If your home WiFi doesn’t work at all, it could be a loose network cable. It could be a broken or unplugged modem or router, or it could be that your computer’s wireless network interface card has been turned off. Resetting both devices will typically fix the problem, as will checking the cables. If the problem still persists, try changing ports or purchasing new cables.

Unplugging your modem

If you cannot connect to the internet, you should first try unplugging your modem. It might be due to an unpaid balance or a service outage. Alternatively, you may need to reboot your router or factory reset it. The router may have switched off the connection to reduce internal temperatures. In any case, you should wait at least two to three minutes before reconnecting it.

Checking for dead zones
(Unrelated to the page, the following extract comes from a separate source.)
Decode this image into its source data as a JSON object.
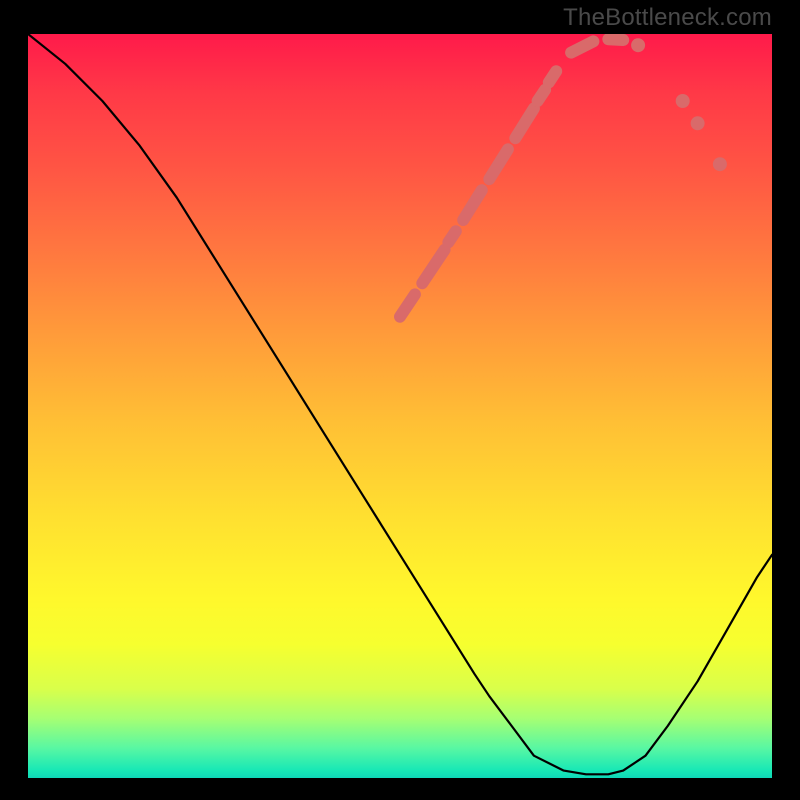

When you’re dealing with common WiFi issues in your home, it’s crucial to check for dead zones. This problem can occur because the devices in your house are too far away from your router. In addition, dead zones can also occur because nearby Wi-Fi networks are interfering with your signal. If you have trouble connecting to your network, you can download an app to identify dead zones in your home.